Opinion: Whether Your Perfume Is Floral or Musk, You Should Reconsider


Have you ever been minding your own business in a public place when somebody walks past and you are suddenly bombarded with the strong smell of their fragrance? You might not mind this fleeting scent. But maybe you get a headache from its intensity, or it’s possible that you get even worse symptoms. In our society, perfume & cologne are normalized and a key part of many people’s self care regimens. Should they be, and are we even using them properly?

If you wonder why someone is irritated by perfume, it could be because they have a sensitivity or allergy to fragrance. About 32% of people experience health symptoms from scents, which can include headaches or migraines, allergies, breathing problems, etc. Ingredients used in perfumes vary, but many chemicals that are commonly included can cause a flare-up of these symptoms. 

While on the topic of how scents affect people who smell them, what about the people themselves who wear it? Obviously, these symptoms mentioned could also affect the wearer in the same way, and possibly more severely because they are in direct contact with skin. TIME says “a good bet is that any scented cosmetic will contain phthalates,” which are chemicals that have been linked to various hormone and lung issues, as well as linked to adverse effects on pregnancies and newborn physical development.  

One also might wonder why perfume ingredients aren’t regulated or banned if they have harmful effects. It’s difficult to test chemicals and their safe exposure levels when they could be potentially dangerous to the subjects that would use them. That’s why chemicals are assumed to be safe until they are proven otherwise. Cosmetic and fragrance regulation in America is much more forgiving than in places like Europe, where they have “banned or restricted more than 1,300 chemicals while the US has outlawed or curbed just 11”, according to The Guardian

Some might say that what people choose to smell like is ultimately their choice, which is completely true. Others might say that smelling like a strong cologne is better than smelling like body odor. That opinion is completely subjective. No matter how you feel about someone’s choice, you personally cannot control their spritzing habits. From my personal experience, I feel like I come into contact with many who spray away a little too much. Recently, I sat down at a 76ers game to be slammed with an aggressive cologne. I realized that it was coming from someone sitting in the row in front of me. It loomed in the air, and I got a slight headache, but there was nothing I could do about it without confrontation.

Though I personally don’t choose to make a stink about the literal stink around me, there are many who aren’t afraid to speak up if they’re uncomfortable. If you would like to stay out of any possible conflict or argument, then it might be best to monitor your perfume intake. Allure says “the first rule of fragrance is that someone ought to be close enough to kiss you before they can detect the scent,” which is obviously subjective but still relays the right idea; if you can smell it in the room when someone’s not right next to you, they’ve probably applied too much.
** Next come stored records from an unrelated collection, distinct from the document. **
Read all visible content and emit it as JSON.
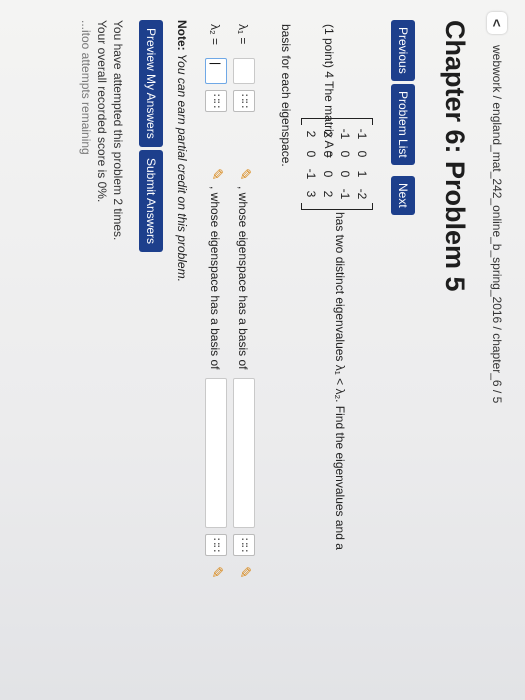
{
  "header": {
    "back_symbol": "<",
    "breadcrumb": "webwork / england_mat_242_online_b_spring_2016 / chapter_6 / 5"
  },
  "title": "Chapter 6: Problem 5",
  "nav": {
    "previous": "Previous",
    "problem_list": "Problem List",
    "next": "Next"
  },
  "problem": {
    "intro": "(1 point) 4 The matrix A =",
    "matrix": [
      [
        "-1",
        "0",
        "1",
        "-2"
      ],
      [
        "-1",
        "0",
        "0",
        "-1"
      ],
      [
        "2",
        "0",
        "0",
        "2"
      ],
      [
        "2",
        "0",
        "-1",
        "3"
      ]
    ],
    "after_matrix": "has two distinct eigenvalues λ₁ < λ₂. Find the eigenvalues and a",
    "basis_line": "basis for each eigenspace.",
    "lambda1_label": "λ₁ =",
    "lambda2_label": "λ₂ =",
    "lambda2_value": "|",
    "eigenspace_text": ", whose eigenspace has a basis of",
    "grid_symbol": "∷∷",
    "pencil_symbol": "✎"
  },
  "note": {
    "label": "Note:",
    "text": "You can earn partial credit on this problem."
  },
  "actions": {
    "preview": "Preview My Answers",
    "submit": "Submit Answers"
  },
  "status": {
    "attempts": "You have attempted this problem 2 times.",
    "score": "Your overall recorded score is 0%.",
    "remaining": "...itoo attempts remaining"
  }
}
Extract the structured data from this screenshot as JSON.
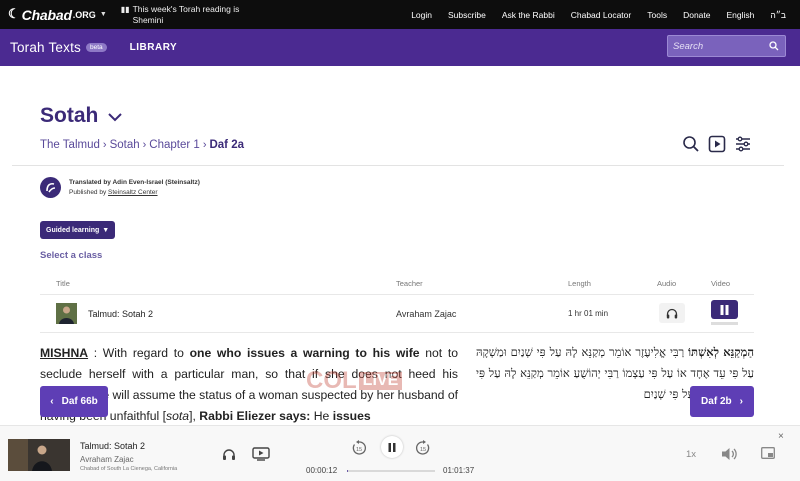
{
  "topbar": {
    "logo_mark": "☾",
    "logo_text": "Chabad",
    "logo_org": ".ORG",
    "notice": "This week's Torah reading is Shemini",
    "nav": [
      "Login",
      "Subscribe",
      "Ask the Rabbi",
      "Chabad Locator",
      "Tools",
      "Donate",
      "English",
      "ב״ה"
    ]
  },
  "appbar": {
    "brand": "Torah Texts",
    "beta": "beta",
    "library": "LIBRARY",
    "search_placeholder": "Search"
  },
  "page": {
    "title": "Sotah",
    "breadcrumb": [
      "The Talmud",
      "Sotah",
      "Chapter 1",
      "Daf 2a"
    ]
  },
  "translator": {
    "line1": "Translated by Adin Even-Israel (Steinsaltz)",
    "published_prefix": "Published by ",
    "publisher": "Steinsaltz Center"
  },
  "classes": {
    "guided_label": "Guided learning",
    "select_label": "Select a class",
    "headers": {
      "title": "Title",
      "teacher": "Teacher",
      "length": "Length",
      "audio": "Audio",
      "video": "Video"
    },
    "rows": [
      {
        "title": "Talmud: Sotah 2",
        "teacher": "Avraham Zajac",
        "length": "1 hr 01 min"
      }
    ]
  },
  "text": {
    "mishna_label": "MISHNA",
    "p1": " : With regard to ",
    "b1": "one who issues a warning to his wife",
    "p2": " not to seclude herself with a particular man, so that if she does not heed his warning, she will assume the status of a woman suspected by her husband of having been unfaithful [",
    "sota": "sota",
    "p3": "], ",
    "b2": "Rabbi Eliezer says:",
    "p4": " He ",
    "b3": "issues",
    "hebrew_bold": "הַמְקַנֵּא לְאִשְׁתּוֹ",
    "hebrew_rest": " רַבִּי אֱלִיעֶזֶר אוֹמֵר מְקַנֵּא לָהּ עַל פִּי שְׁנַיִם וּמַשְׁקָהּ עַל פִּי עֵד אֶחָד אוֹ עַל פִּי עַצְמוֹ רַבִּי יְהוֹשֻׁעַ אוֹמֵר מְקַנֵּא לָהּ עַל פִּי שְׁנַיִם וּמַשְׁקָהּ עַל פִּי שְׁנַיִם"
  },
  "watermark": {
    "col": "COL",
    "live": "LIVE"
  },
  "daf_nav": {
    "prev": "Daf 66b",
    "next": "Daf 2b"
  },
  "player": {
    "title": "Talmud: Sotah 2",
    "teacher": "Avraham Zajac",
    "org": "Chabad of South La Cienega, California",
    "time_elapsed": "00:00:12",
    "time_total": "01:01:37",
    "progress": 0.003,
    "skip_back": "15",
    "skip_fwd": "15",
    "speed": "1x",
    "close": "×"
  },
  "colors": {
    "accent": "#4b2a91",
    "button": "#5e3eb5",
    "title": "#3b2a78"
  }
}
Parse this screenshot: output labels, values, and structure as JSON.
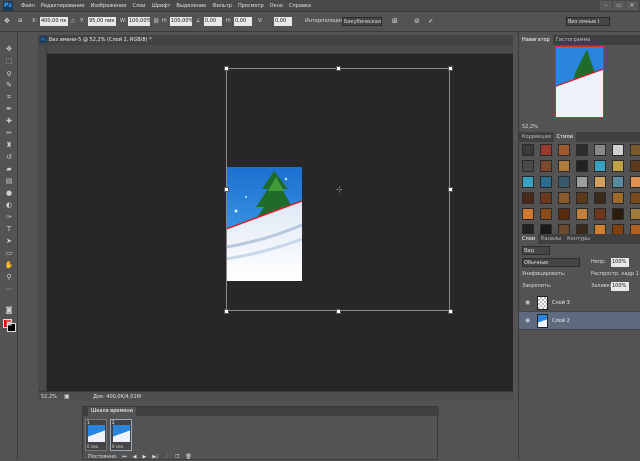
{
  "app": {
    "logo": "Ps"
  },
  "menu": [
    "Файл",
    "Редактирование",
    "Изображение",
    "Слои",
    "Шрифт",
    "Выделение",
    "Фильтр",
    "Просмотр",
    "Окно",
    "Справка"
  ],
  "window_controls": [
    "–",
    "▭",
    "✕"
  ],
  "options_bar": {
    "x_label": "X:",
    "x_value": "400,00 пк",
    "y_label": "Y:",
    "y_value": "95,00 пик",
    "w_label": "W:",
    "w_value": "100,00%",
    "h_label": "H:",
    "h_value": "100,00%",
    "angle_value": "0,00",
    "h_skew_label": "H:",
    "h_skew_value": "0,00",
    "v_skew_label": "V:",
    "v_skew_value": "0,00",
    "interp_label": "Интерполяция:",
    "interp_value": "Бикубическая",
    "workspace_value": "Виз омные I"
  },
  "document": {
    "tab_title": "Без имени-5 @ 52,2% (Слой 2, RGB/8) *",
    "zoom": "52,2%",
    "info": "Док: 400,0K/4,01M"
  },
  "navigator": {
    "tabs": [
      "Навигатор",
      "Гистограмма"
    ],
    "zoom": "52,2%"
  },
  "styles_panel": {
    "tabs": [
      "Коррекция",
      "Стили"
    ],
    "swatch_colors": [
      "#3a3a3a",
      "#9a3a2a",
      "#a05a30",
      "#2e2e2e",
      "#888",
      "#cfcfcf",
      "#7a5a2a",
      "#4a4a4a",
      "#7a4a2a",
      "#b07a3a",
      "#222",
      "#3aa0c0",
      "#c0a040",
      "#5a3a1a",
      "#3aa0c0",
      "#2a6a8a",
      "#3a5a6a",
      "#9aa0a0",
      "#d0a060",
      "#5a8aa0",
      "#e09050",
      "#4a2a1a",
      "#6a3a1a",
      "#8a5a2a",
      "#5a3a1a",
      "#3a2a1a",
      "#a06a2a",
      "#7a4a1a",
      "#d07a30",
      "#8a4a1a",
      "#5a2a0a",
      "#c08040",
      "#6a3a1a",
      "#2a1a0a",
      "#a07a3a",
      "#222222",
      "#1a1a1a",
      "#6a4a2a",
      "#3a2a1a",
      "#d08030",
      "#804010",
      "#b06020"
    ]
  },
  "layers_panel": {
    "tabs": [
      "Слои",
      "Каналы",
      "Контуры"
    ],
    "kind": "Вид",
    "blend_mode": "Обычные",
    "opacity_label": "Непр:",
    "opacity_value": "100%",
    "unify_label": "Унифицировать:",
    "propagate_label": "Распростр. кадр 1",
    "lock_label": "Закрепить:",
    "fill_label": "Заливка:",
    "fill_value": "100%",
    "layers": [
      {
        "name": "Слой 3"
      },
      {
        "name": "Слой 2"
      }
    ]
  },
  "timeline": {
    "title": "Шкала времени",
    "frames": [
      {
        "num": "1",
        "delay": "0 сек."
      },
      {
        "num": "2",
        "delay": "0 сек."
      }
    ],
    "loop": "Постоянно"
  }
}
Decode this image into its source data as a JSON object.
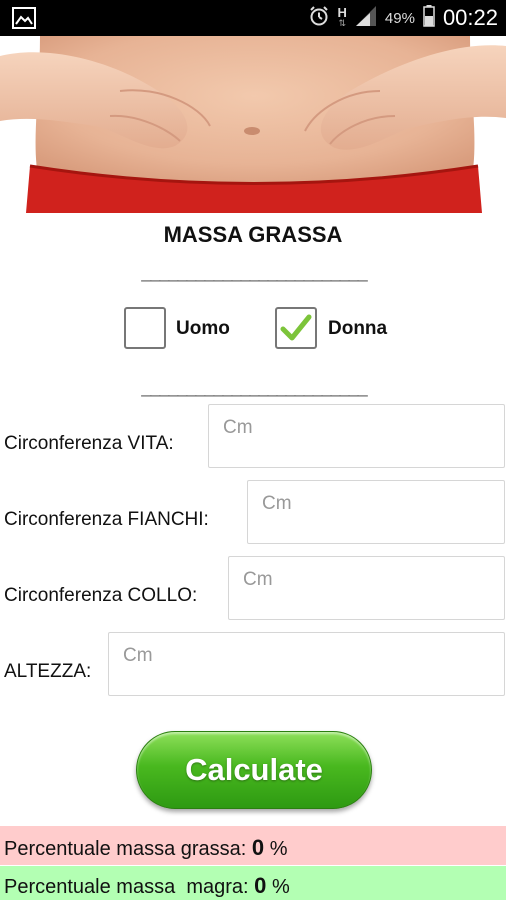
{
  "status": {
    "battery": "49%",
    "time": "00:22",
    "network": "H"
  },
  "title": "MASSA GRASSA",
  "separator": "_________________________",
  "gender": {
    "male_label": "Uomo",
    "male_checked": false,
    "female_label": "Donna",
    "female_checked": true
  },
  "fields": [
    {
      "label": "Circonferenza VITA:",
      "placeholder": "Cm",
      "value": ""
    },
    {
      "label": "Circonferenza FIANCHI:",
      "placeholder": "Cm",
      "value": ""
    },
    {
      "label": "Circonferenza COLLO:",
      "placeholder": "Cm",
      "value": ""
    },
    {
      "label": "ALTEZZA:",
      "placeholder": "Cm",
      "value": ""
    }
  ],
  "button": {
    "label": "Calculate"
  },
  "results": {
    "fat_label": "Percentuale massa grassa:",
    "fat_value": "0",
    "fat_unit": "%",
    "fat_bg": "#ffcccc",
    "lean_label": "Percentuale massa  magra:",
    "lean_value": "0",
    "lean_unit": "%",
    "lean_bg": "#b3ffb3"
  },
  "icons": {
    "notification": "image-notification-icon",
    "alarm": "alarm-icon",
    "network": "network-h-icon",
    "signal": "signal-icon",
    "battery": "battery-icon"
  }
}
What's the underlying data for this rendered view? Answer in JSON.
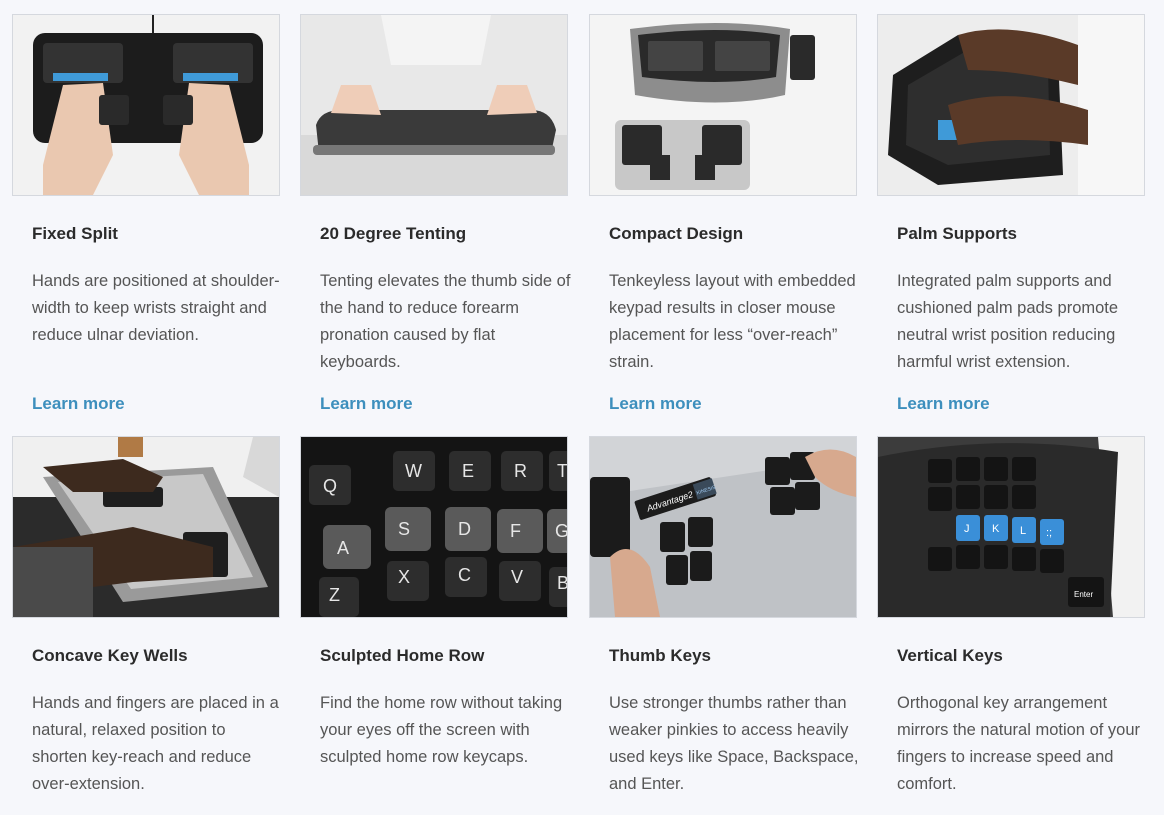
{
  "features": [
    {
      "title": "Fixed Split",
      "description": "Hands are positioned at shoulder-width to keep wrists straight and reduce ulnar deviation.",
      "link": "Learn more"
    },
    {
      "title": "20 Degree Tenting",
      "description": "Tenting elevates the thumb side of the hand to reduce forearm pronation caused by flat keyboards.",
      "link": "Learn more"
    },
    {
      "title": "Compact Design",
      "description": "Tenkeyless layout with embedded keypad results in closer mouse placement for less “over-reach” strain.",
      "link": "Learn more"
    },
    {
      "title": "Palm Supports",
      "description": "Integrated palm supports and cushioned palm pads promote neutral wrist position reducing harmful wrist extension.",
      "link": "Learn more"
    },
    {
      "title": "Concave Key Wells",
      "description": "Hands and fingers are placed in a natural, relaxed position to shorten key-reach and reduce over-extension."
    },
    {
      "title": "Sculpted Home Row",
      "description": "Find the home row without taking your eyes off the screen with sculpted home row keycaps."
    },
    {
      "title": "Thumb Keys",
      "description": "Use stronger thumbs rather than weaker pinkies to access heavily used keys like Space, Backspace, and Enter."
    },
    {
      "title": "Vertical Keys",
      "description": "Orthogonal key arrangement mirrors the natural motion of your fingers to increase speed and comfort."
    }
  ],
  "images": {
    "keycaps_row1": [
      "W",
      "E",
      "R",
      "T"
    ],
    "keycaps_row2": [
      "A",
      "S",
      "D",
      "F",
      "G"
    ],
    "keycaps_row0": [
      "Q"
    ],
    "keycaps_row3": [
      "Z",
      "X",
      "C",
      "V",
      "B"
    ],
    "brand_label": "Advantage2",
    "brand_badge": "KINESIS",
    "vertical_keys": [
      "J",
      "K",
      "L",
      ":;"
    ],
    "enter_key": "Enter"
  },
  "colors": {
    "background": "#f6f7fb",
    "link": "#3d8fbd",
    "accent_key": "#3a8fd8"
  }
}
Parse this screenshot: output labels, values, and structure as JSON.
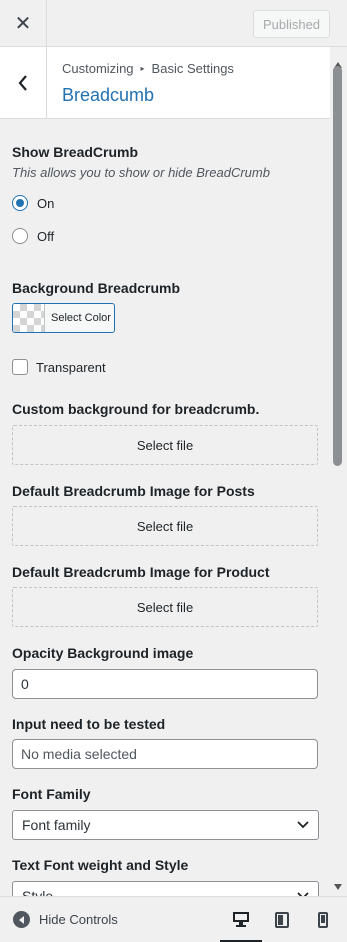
{
  "topbar": {
    "close_icon": "✕",
    "published_label": "Published"
  },
  "panel": {
    "breadcrumb_root": "Customizing",
    "breadcrumb_sep": "▸",
    "breadcrumb_section": "Basic Settings",
    "title": "Breadcumb"
  },
  "show_breadcrumb": {
    "label": "Show BreadCrumb",
    "description": "This allows you to show or hide BreadCrumb",
    "options": [
      {
        "label": "On",
        "checked": true
      },
      {
        "label": "Off",
        "checked": false
      }
    ]
  },
  "background_breadcrumb": {
    "label": "Background Breadcrumb",
    "button_label": "Select Color"
  },
  "transparent": {
    "label": "Transparent",
    "checked": false
  },
  "custom_background": {
    "label": "Custom background for breadcrumb.",
    "button_label": "Select file"
  },
  "default_posts": {
    "label": "Default Breadcrumb Image for Posts",
    "button_label": "Select file"
  },
  "default_product": {
    "label": "Default Breadcrumb Image for Product",
    "button_label": "Select file"
  },
  "opacity": {
    "label": "Opacity Background image",
    "value": "0"
  },
  "input_tested": {
    "label": "Input need to be tested",
    "value": "No media selected"
  },
  "font_family": {
    "label": "Font Family",
    "selected": "Font family"
  },
  "font_weight": {
    "label": "Text Font weight and Style",
    "selected": "Style"
  },
  "footer": {
    "hide_controls_label": "Hide Controls",
    "devices": [
      "desktop",
      "tablet",
      "mobile"
    ],
    "active_device": "desktop"
  },
  "colors": {
    "accent": "#2271b1",
    "text": "#1d2327",
    "muted": "#50575e",
    "panel_bg": "#f0f0f1"
  }
}
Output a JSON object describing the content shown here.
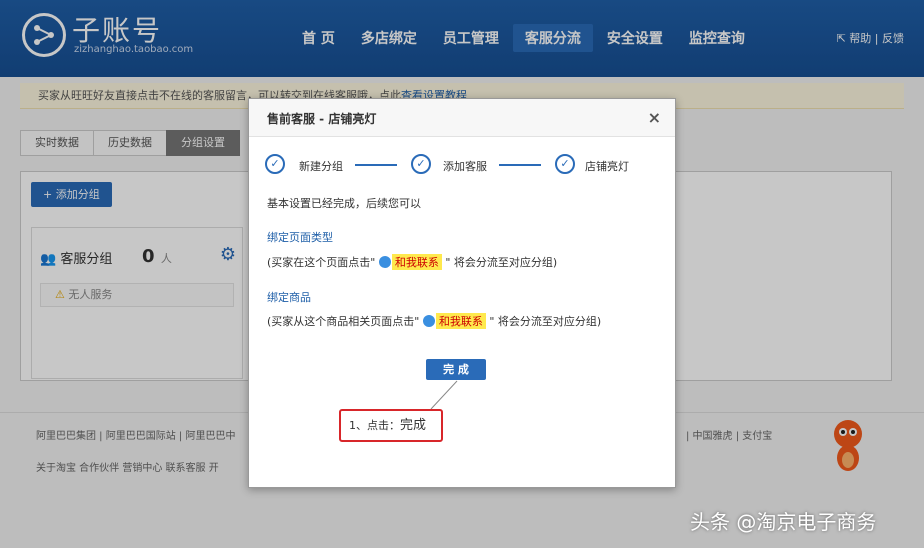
{
  "header": {
    "logo_title": "子账号",
    "logo_sub": "zizhanghao.taobao.com",
    "nav": [
      "首 页",
      "多店绑定",
      "员工管理",
      "客服分流",
      "安全设置",
      "监控查询"
    ],
    "active_nav": "客服分流",
    "help": "帮助 | 反馈"
  },
  "notice": {
    "text": "买家从旺旺好友直接点击不在线的客服留言，可以转交到在线客服哦，点此",
    "link": "查看设置教程"
  },
  "tabs": [
    "实时数据",
    "历史数据",
    "分组设置"
  ],
  "panel": {
    "add_button": "+ 添加分组",
    "group_title": "客服分组",
    "group_count": "0",
    "group_unit": "人",
    "no_service": "无人服务"
  },
  "footer": {
    "line1_left": "阿里巴巴集团 | 阿里巴巴国际站 | 阿里巴巴中",
    "line1_right": "| 中国雅虎 | 支付宝",
    "line2": "关于淘宝  合作伙伴  营销中心  联系客服  开"
  },
  "dialog": {
    "title": "售前客服 - 店铺亮灯",
    "close": "×",
    "steps": [
      "新建分组",
      "添加客服",
      "店铺亮灯"
    ],
    "intro": "基本设置已经完成，后续您可以",
    "section1_title": "绑定页面类型",
    "section1_pre": "(买家在这个页面点击\"",
    "section1_post": "\" 将会分流至对应分组)",
    "section2_title": "绑定商品",
    "section2_pre": "(买家从这个商品相关页面点击\"",
    "section2_post": "\" 将会分流至对应分组)",
    "contact_badge": "和我联系",
    "done_button": "完 成",
    "callout_prefix": "1、点击：",
    "callout_action": "完成"
  },
  "watermark": "头条 @淘京电子商务",
  "colors": {
    "header_blue": "#1f5fa8",
    "accent_blue": "#2a6bb8",
    "callout_red": "#d8262a",
    "badge_yellow": "#ffe94d"
  }
}
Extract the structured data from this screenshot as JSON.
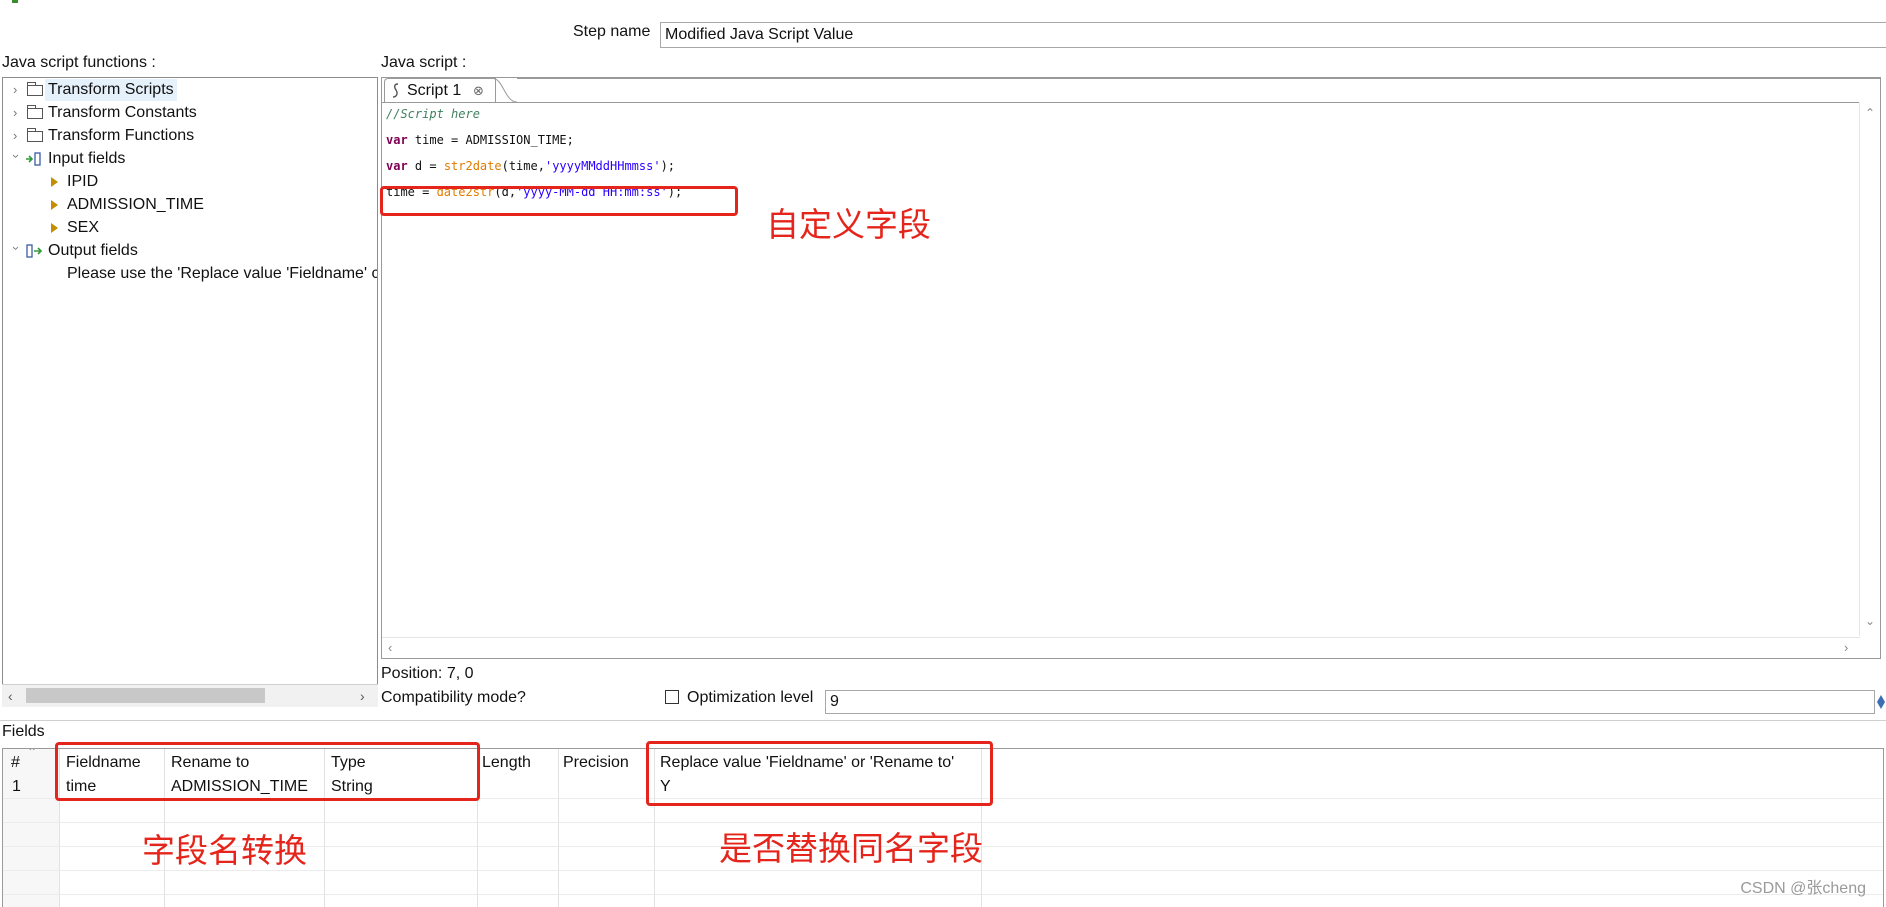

There is no certainty that the majority of people will change their ways of wearing fragrance just because of someone’s opinion, or because of this article. Being doused in perfume or cologne is more normalized in our modern society than it should be, with its proven possible health effects on both wearers and smellers. Though these facts should be a reason to modify your scent intake, it should also be a simple social norm to responsibly apply your fragrance of choice. The most important thing to keep in mind is how your actions affect others, even if you think you smell good.